 A man with a large belly eats junk food on May 23, 2013 in Leipzig, Germany.
A man with a large belly eats junk food on May 23, 2013 in Leipzig, Germany.
Photo by Sean Gallup/Getty Images

Being morbidly obese saved a former Fla. man from incarceration, but now the 551-pound convict on house arrest wants the balance of his sentence dismissed. According to a July 27 CNN report, the former pharmacist convicted in a 40 million illegal prescription scheme, wants the terms of his home confinement excused due to health reasons. Reportedly facing a terminal illness, the convicted man says the house arrest sentence is unnecessary.

Steven Goodman, 70, a former pharmacist was busted for running an illegal pill mill operation two years ago. Prosecutors say the man supplied pain management clinics millions of oxycodone medication for illegal distribution. After his arrest, a federal judge sentenced Goodman to 30 months of house arrest in lieu of a sentence behind bars. His reasoning: at 551-pounds, the man couldn't fit -- literally -- in jail.

The 551-pound convict, who is allowed to leave his home for religious reasons, wants the remaining seven months removed. According to his doctor, the man is suffering from a heart ailment and incurable lymph disease.

Goodman's attorney, Edward Page, wrote a 10-page request to the court pleading for the man's release. In it he said this:

Each day may be one of his last."

However, U.S. District Judge Kenneth Marra wasn't convinced of the man's argument and remanded the obese man on house arrest.

Defendant was spared a prison sentence, not as a favor to him, but in order to spare the Bureau of Prisons the burden of having to care for him. If defendant's health and obesity effectively confines him to his home, then continuation of that restriction will not adversely affect him," wrote Judge Marra who denied Goodman's appeal.

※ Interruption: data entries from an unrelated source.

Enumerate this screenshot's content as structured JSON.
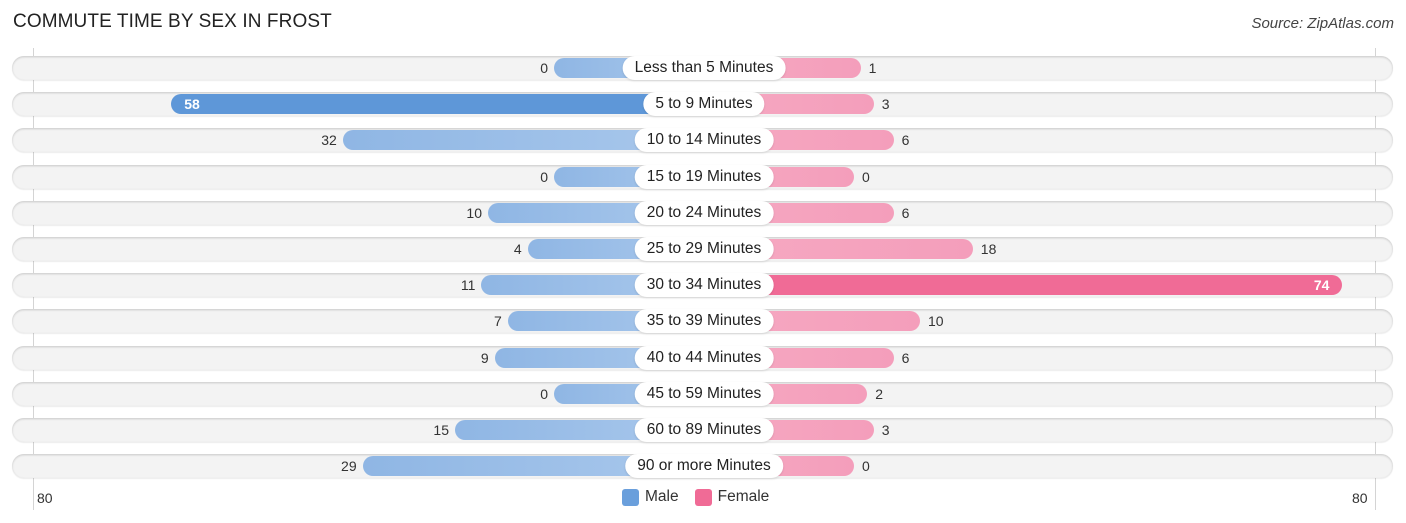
{
  "header": {
    "title": "COMMUTE TIME BY SEX IN FROST",
    "source": "Source: ZipAtlas.com"
  },
  "colors": {
    "male": "#6a9fdc",
    "male_highlight": "#5e97d8",
    "female": "#f4a0bd",
    "female_highlight": "#f06b96"
  },
  "chart_data": {
    "type": "bar",
    "orientation": "horizontal-diverging",
    "title": "COMMUTE TIME BY SEX IN FROST",
    "categories": [
      "Less than 5 Minutes",
      "5 to 9 Minutes",
      "10 to 14 Minutes",
      "15 to 19 Minutes",
      "20 to 24 Minutes",
      "25 to 29 Minutes",
      "30 to 34 Minutes",
      "35 to 39 Minutes",
      "40 to 44 Minutes",
      "45 to 59 Minutes",
      "60 to 89 Minutes",
      "90 or more Minutes"
    ],
    "series": [
      {
        "name": "Male",
        "values": [
          0,
          58,
          32,
          0,
          10,
          4,
          11,
          7,
          9,
          0,
          15,
          29
        ]
      },
      {
        "name": "Female",
        "values": [
          1,
          3,
          6,
          0,
          6,
          18,
          74,
          10,
          6,
          2,
          3,
          0
        ]
      }
    ],
    "axis": {
      "left_tick": "80",
      "right_tick": "80",
      "range": [
        0,
        80
      ]
    },
    "legend": {
      "entries": [
        "Male",
        "Female"
      ],
      "placement": "bottom-center"
    },
    "xlabel": "",
    "ylabel": ""
  }
}
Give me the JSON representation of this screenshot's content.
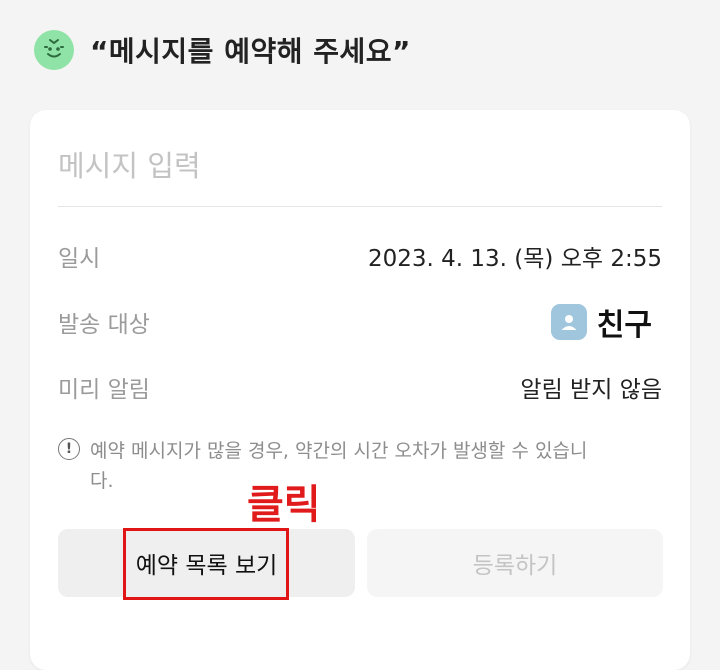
{
  "header": {
    "bot_icon": "smiling-face-icon",
    "title": "“메시지를 예약해 주세요”"
  },
  "form": {
    "message_placeholder": "메시지 입력",
    "rows": [
      {
        "label": "일시",
        "value": "2023. 4. 13. (목) 오후 2:55"
      },
      {
        "label": "발송 대상",
        "value": "친구"
      },
      {
        "label": "미리 알림",
        "value": "알림 받지 않음"
      }
    ],
    "target_icon": "person-icon",
    "notice_icon": "info-icon",
    "notice_text": "예약 메시지가 많을 경우, 약간의 시간 오차가 발생할 수 있습니다."
  },
  "buttons": {
    "list_label": "예약 목록 보기",
    "register_label": "등록하기"
  },
  "annotation": {
    "label": "클릭",
    "color": "#e11b1b"
  }
}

The story of the 551-pound Florida convict's house arrest, conjures up memories of another case two years ago involving Ronald Post. Then, the death row inmate convicted of killing a mother of three over $100 cash and a TV, asked a judge to set aside his sentence. He and his attorney argued that the man, who ate his way to 481 pounds behind bars, is too fat to be executed. His reasoning: capital punishment would result in a '"torturous, lingering death.’"

Should the former pharmacist be released for compassionate reasons?